* **Stored items**:
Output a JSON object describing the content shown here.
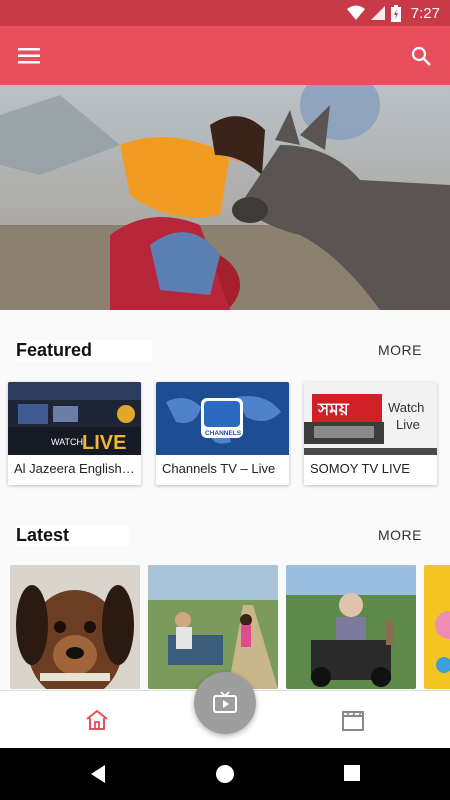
{
  "status_bar": {
    "time": "7:27"
  },
  "app_bar": {
    "menu_icon": "hamburger-menu-icon",
    "search_icon": "search-icon"
  },
  "featured": {
    "title": "Featured",
    "more_label": "MORE",
    "items": [
      {
        "title": "Al Jazeera English…",
        "thumb_watch": "WATCH",
        "thumb_live": "LIVE"
      },
      {
        "title": "Channels TV – Live",
        "thumb_logo": "CHANNELS"
      },
      {
        "title": "SOMOY TV LIVE",
        "thumb_brand": "সময়",
        "thumb_watch": "Watch",
        "thumb_live": "Live"
      }
    ]
  },
  "latest": {
    "title": "Latest",
    "more_label": "MORE"
  },
  "bottom_nav": {
    "home_icon": "home-icon",
    "tv_icon": "tv-icon",
    "movies_icon": "clapperboard-icon"
  },
  "colors": {
    "accent": "#e84e5b",
    "statusbar": "#c93a48",
    "fab": "#9e9e9e"
  }
}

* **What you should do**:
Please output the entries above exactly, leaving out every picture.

* **Solved problem**:
Output a JSON object describing the content shown here.
{
  "status_bar": {
    "time": "7:27"
  },
  "app_bar": {
    "menu_icon": "hamburger-menu-icon",
    "search_icon": "search-icon"
  },
  "featured": {
    "title": "Featured",
    "more_label": "MORE",
    "items": [
      {
        "title": "Al Jazeera English…",
        "thumb_watch": "WATCH",
        "thumb_live": "LIVE"
      },
      {
        "title": "Channels TV – Live",
        "thumb_logo": "CHANNELS"
      },
      {
        "title": "SOMOY TV LIVE",
        "thumb_brand": "সময়",
        "thumb_watch": "Watch",
        "thumb_live": "Live"
      }
    ]
  },
  "latest": {
    "title": "Latest",
    "more_label": "MORE"
  },
  "bottom_nav": {
    "home_icon": "home-icon",
    "tv_icon": "tv-icon",
    "movies_icon": "clapperboard-icon"
  },
  "colors": {
    "accent": "#e84e5b",
    "statusbar": "#c93a48",
    "fab": "#9e9e9e"
  }
}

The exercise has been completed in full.